The US barely generated any private sector jobs in May. Is the $787 billion economic stimulus not big enough, or is it not working at all?
The consumer pause in May came after seven months of gains in retail sales. There's some concern about a 'double dip' recession, but most forecasters see the economy recovering at a slow pace.
Combining its push for clean energy and new jobs, the White House backs $5.4 billion in new tax credits intended to create tens of thousands of new manufacturing jobs.
New GDP figures released Tuesday suggest that the US economy is growing more slowly than initially thought. Obama warns that loss of confidence could lead to a 'double-dip' recession.
Big discounts await shoppers during Black Friday sales the day after Thanksgiving. But later in the season, price cuts are unlikely to be as deep as they were last year.
With the economy still in rough shape, calls mount for extra infusions of federal money. But critics say the first stimulus hasn't created the jobs it was supposed to.
For the first time since the 1930s, households are paying less in personal taxes than state and federal governments are paying out through transfer programs like Social Security.
Mobile, open-air movie theaters pop up across the country.
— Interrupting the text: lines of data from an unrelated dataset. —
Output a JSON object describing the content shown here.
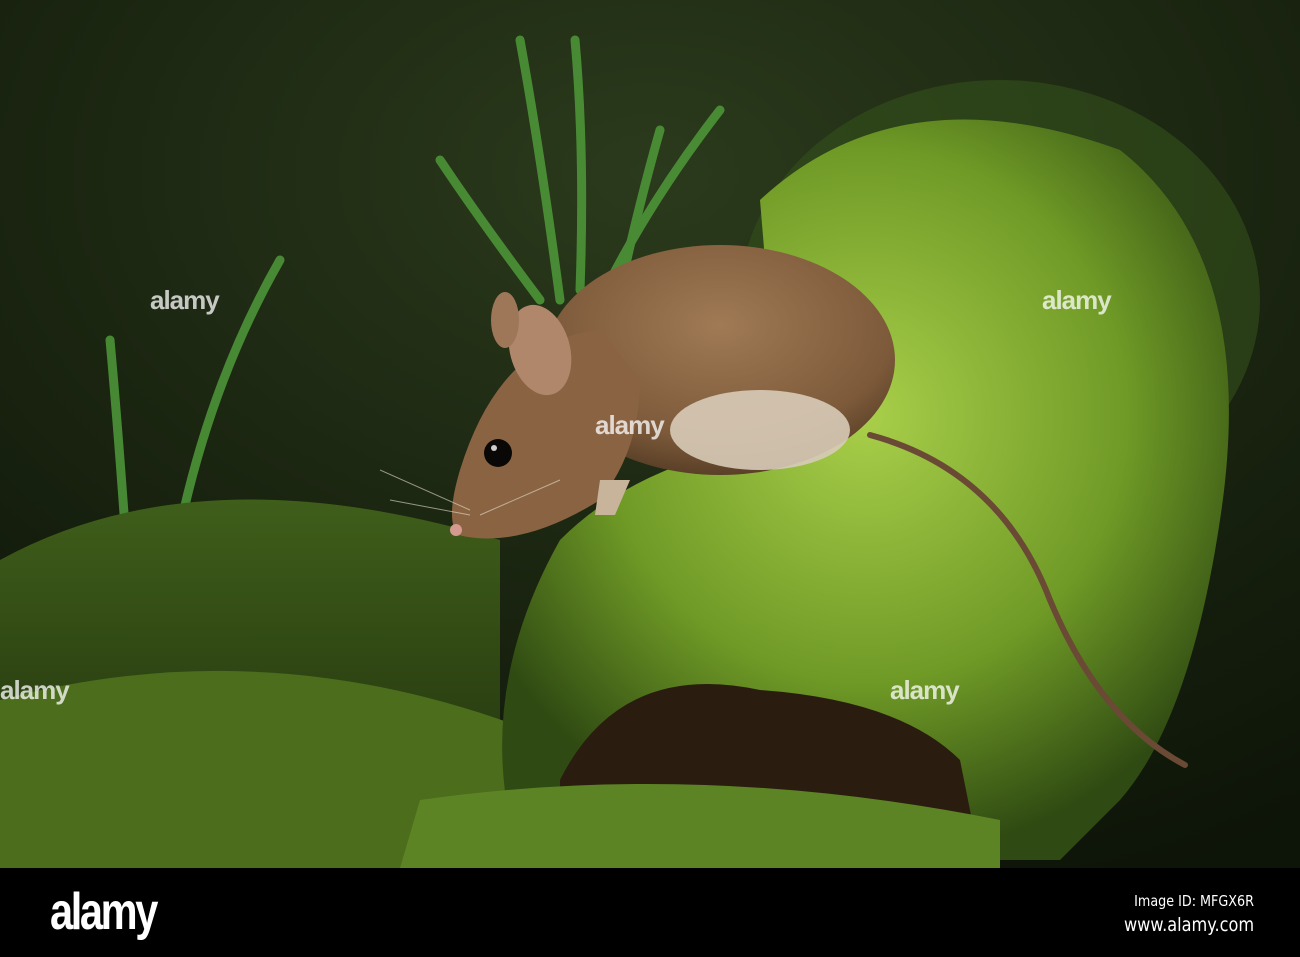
{
  "photo": {
    "subject": "wood-mouse-on-moss",
    "colors": {
      "background": "#1e2a14",
      "moss": "#7fae2e",
      "mouse": "#8a6442",
      "belly": "#d8cbb8"
    }
  },
  "watermark": {
    "text": "alamy"
  },
  "footer": {
    "logo": "alamy",
    "image_id": "Image ID: MFGX6R",
    "url": "www.alamy.com"
  }
}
The vice president said Thursday that the $787 billion recovery act helped save the US from a depression. He's partially right, experts say. But the rising federal deficit is worrying.
The old model of Americans consumers buying up Chinese goods isn't working. Where the relationship goes from here could effect the pace of a global recovery.